Please output the following records exactly. Leave every image out.

[Collected data]
┄┄┄┄┄┄

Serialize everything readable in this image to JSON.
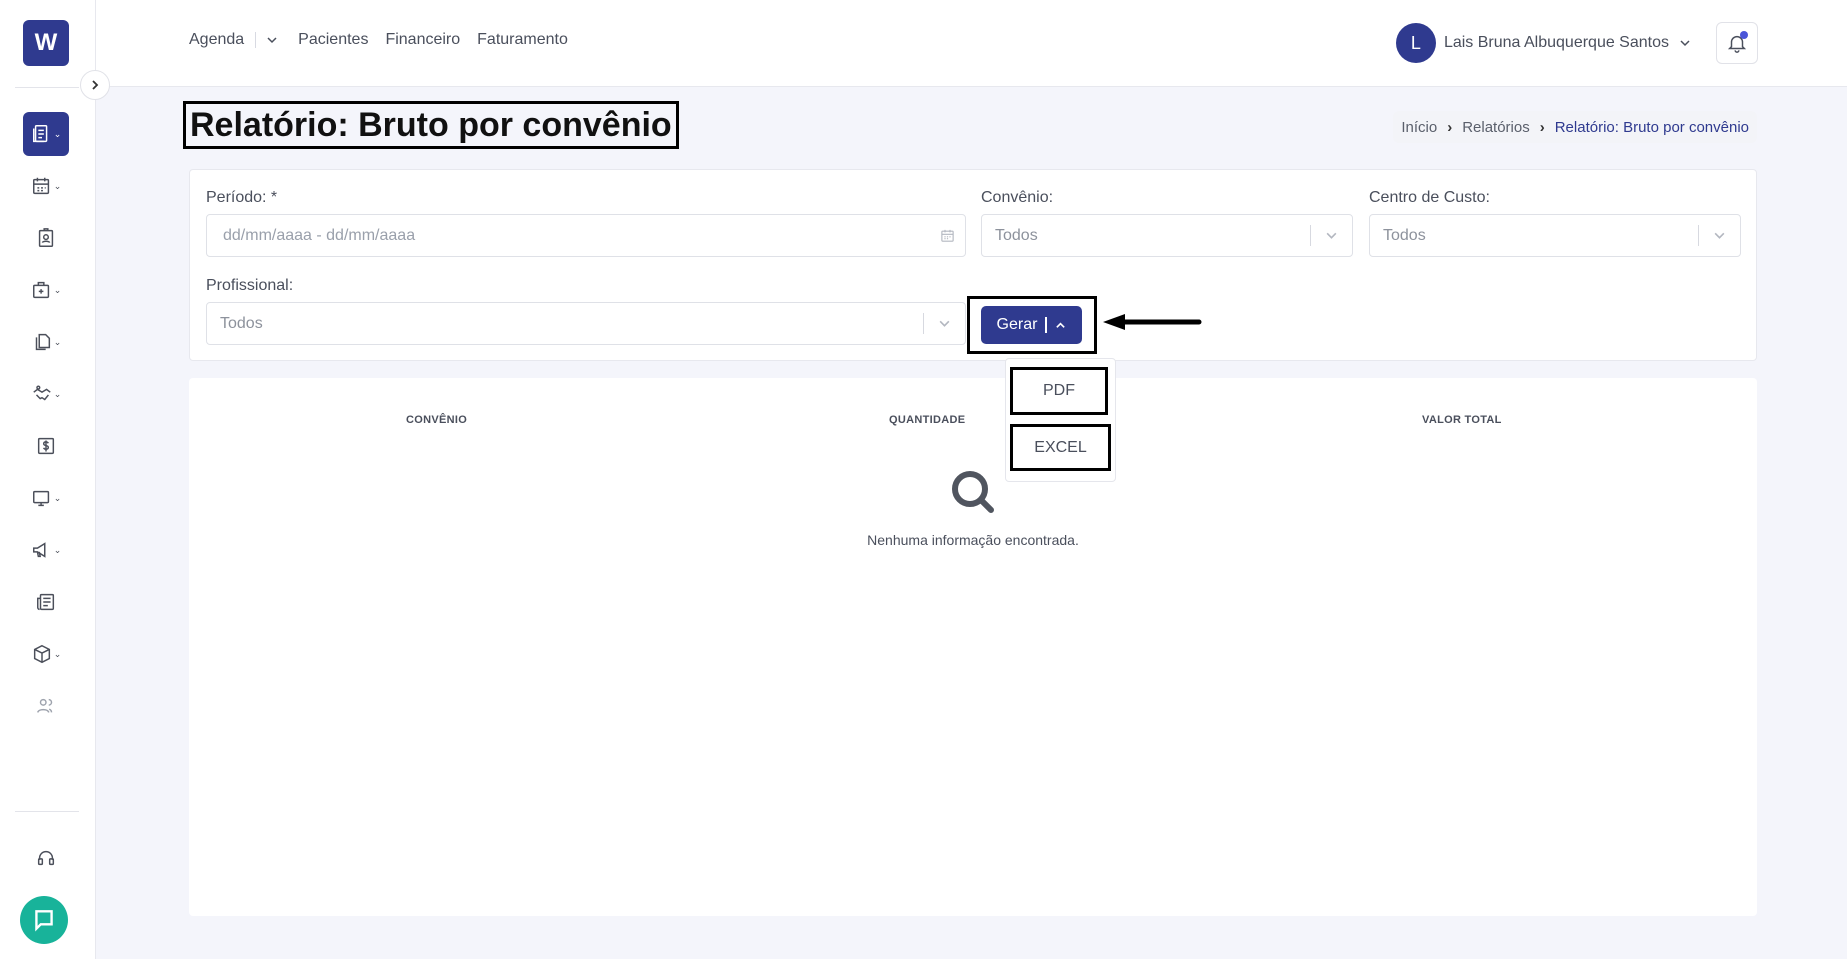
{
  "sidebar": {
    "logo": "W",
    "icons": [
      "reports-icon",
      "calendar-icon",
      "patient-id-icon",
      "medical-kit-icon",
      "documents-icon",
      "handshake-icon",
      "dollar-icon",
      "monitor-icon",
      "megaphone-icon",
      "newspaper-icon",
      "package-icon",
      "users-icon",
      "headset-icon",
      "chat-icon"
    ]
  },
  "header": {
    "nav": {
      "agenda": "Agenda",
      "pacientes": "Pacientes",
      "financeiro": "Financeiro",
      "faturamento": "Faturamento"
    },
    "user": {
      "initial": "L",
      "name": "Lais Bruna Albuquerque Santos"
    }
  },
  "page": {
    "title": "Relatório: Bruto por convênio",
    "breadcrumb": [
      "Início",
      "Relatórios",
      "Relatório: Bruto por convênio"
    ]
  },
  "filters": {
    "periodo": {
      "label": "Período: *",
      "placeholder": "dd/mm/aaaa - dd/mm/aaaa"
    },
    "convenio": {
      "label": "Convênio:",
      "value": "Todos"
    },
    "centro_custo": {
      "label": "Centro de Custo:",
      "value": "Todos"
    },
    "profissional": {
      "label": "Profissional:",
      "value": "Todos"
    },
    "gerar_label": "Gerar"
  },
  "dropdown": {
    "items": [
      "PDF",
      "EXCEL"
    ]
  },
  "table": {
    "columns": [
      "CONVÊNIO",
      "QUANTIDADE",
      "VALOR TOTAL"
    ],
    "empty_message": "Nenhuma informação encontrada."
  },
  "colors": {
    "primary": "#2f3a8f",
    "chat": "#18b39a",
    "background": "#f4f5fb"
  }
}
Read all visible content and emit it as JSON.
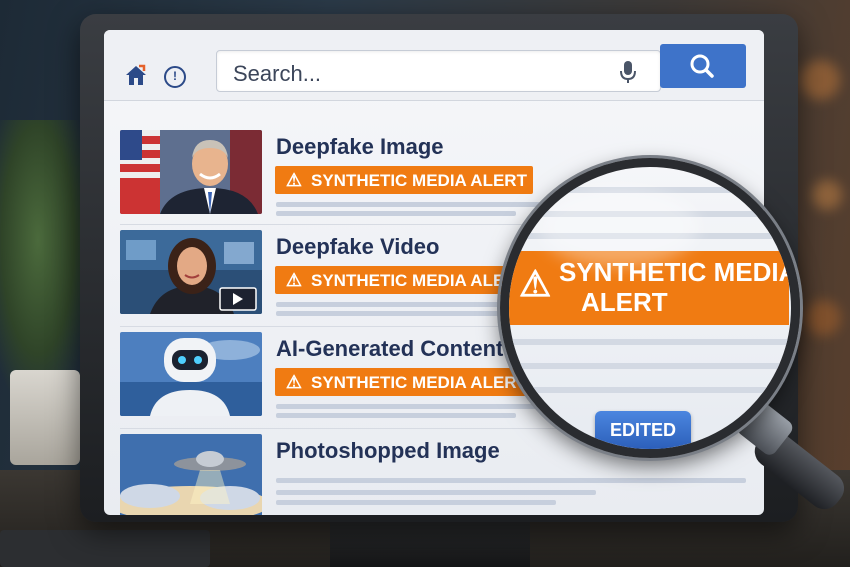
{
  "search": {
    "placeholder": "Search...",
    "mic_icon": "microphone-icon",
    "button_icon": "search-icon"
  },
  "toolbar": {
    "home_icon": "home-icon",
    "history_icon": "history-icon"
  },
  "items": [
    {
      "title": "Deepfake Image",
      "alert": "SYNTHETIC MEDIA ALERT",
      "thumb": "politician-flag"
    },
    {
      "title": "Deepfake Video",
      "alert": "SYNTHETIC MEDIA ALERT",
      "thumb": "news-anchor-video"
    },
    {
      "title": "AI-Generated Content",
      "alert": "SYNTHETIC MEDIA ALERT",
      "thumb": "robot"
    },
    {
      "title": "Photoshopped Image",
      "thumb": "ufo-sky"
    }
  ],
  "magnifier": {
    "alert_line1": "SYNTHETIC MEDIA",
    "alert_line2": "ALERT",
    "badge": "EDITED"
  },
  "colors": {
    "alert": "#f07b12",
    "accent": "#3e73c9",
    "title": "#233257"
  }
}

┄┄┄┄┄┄

* **Task answer**
Serialize everything readable in this image to JSON.
{
  "sidebar": {
    "logo": "W",
    "icons": [
      "reports-icon",
      "calendar-icon",
      "patient-id-icon",
      "medical-kit-icon",
      "documents-icon",
      "handshake-icon",
      "dollar-icon",
      "monitor-icon",
      "megaphone-icon",
      "newspaper-icon",
      "package-icon",
      "users-icon",
      "headset-icon",
      "chat-icon"
    ]
  },
  "header": {
    "nav": {
      "agenda": "Agenda",
      "pacientes": "Pacientes",
      "financeiro": "Financeiro",
      "faturamento": "Faturamento"
    },
    "user": {
      "initial": "L",
      "name": "Lais Bruna Albuquerque Santos"
    }
  },
  "page": {
    "title": "Relatório: Bruto por convênio",
    "breadcrumb": [
      "Início",
      "Relatórios",
      "Relatório: Bruto por convênio"
    ]
  },
  "filters": {
    "periodo": {
      "label": "Período: *",
      "placeholder": "dd/mm/aaaa - dd/mm/aaaa"
    },
    "convenio": {
      "label": "Convênio:",
      "value": "Todos"
    },
    "centro_custo": {
      "label": "Centro de Custo:",
      "value": "Todos"
    },
    "profissional": {
      "label": "Profissional:",
      "value": "Todos"
    },
    "gerar_label": "Gerar"
  },
  "dropdown": {
    "items": [
      "PDF",
      "EXCEL"
    ]
  },
  "table": {
    "columns": [
      "CONVÊNIO",
      "QUANTIDADE",
      "VALOR TOTAL"
    ],
    "empty_message": "Nenhuma informação encontrada."
  },
  "colors": {
    "primary": "#2f3a8f",
    "chat": "#18b39a",
    "background": "#f4f5fb"
  }
}
Read all visible content and emit it as JSON.
{
  "search": {
    "placeholder": "Search...",
    "mic_icon": "microphone-icon",
    "button_icon": "search-icon"
  },
  "toolbar": {
    "home_icon": "home-icon",
    "history_icon": "history-icon"
  },
  "items": [
    {
      "title": "Deepfake Image",
      "alert": "SYNTHETIC MEDIA ALERT",
      "thumb": "politician-flag"
    },
    {
      "title": "Deepfake Video",
      "alert": "SYNTHETIC MEDIA ALERT",
      "thumb": "news-anchor-video"
    },
    {
      "title": "AI-Generated Content",
      "alert": "SYNTHETIC MEDIA ALERT",
      "thumb": "robot"
    },
    {
      "title": "Photoshopped Image",
      "thumb": "ufo-sky"
    }
  ],
  "magnifier": {
    "alert_line1": "SYNTHETIC MEDIA",
    "alert_line2": "ALERT",
    "badge": "EDITED"
  },
  "colors": {
    "alert": "#f07b12",
    "accent": "#3e73c9",
    "title": "#233257"
  }
}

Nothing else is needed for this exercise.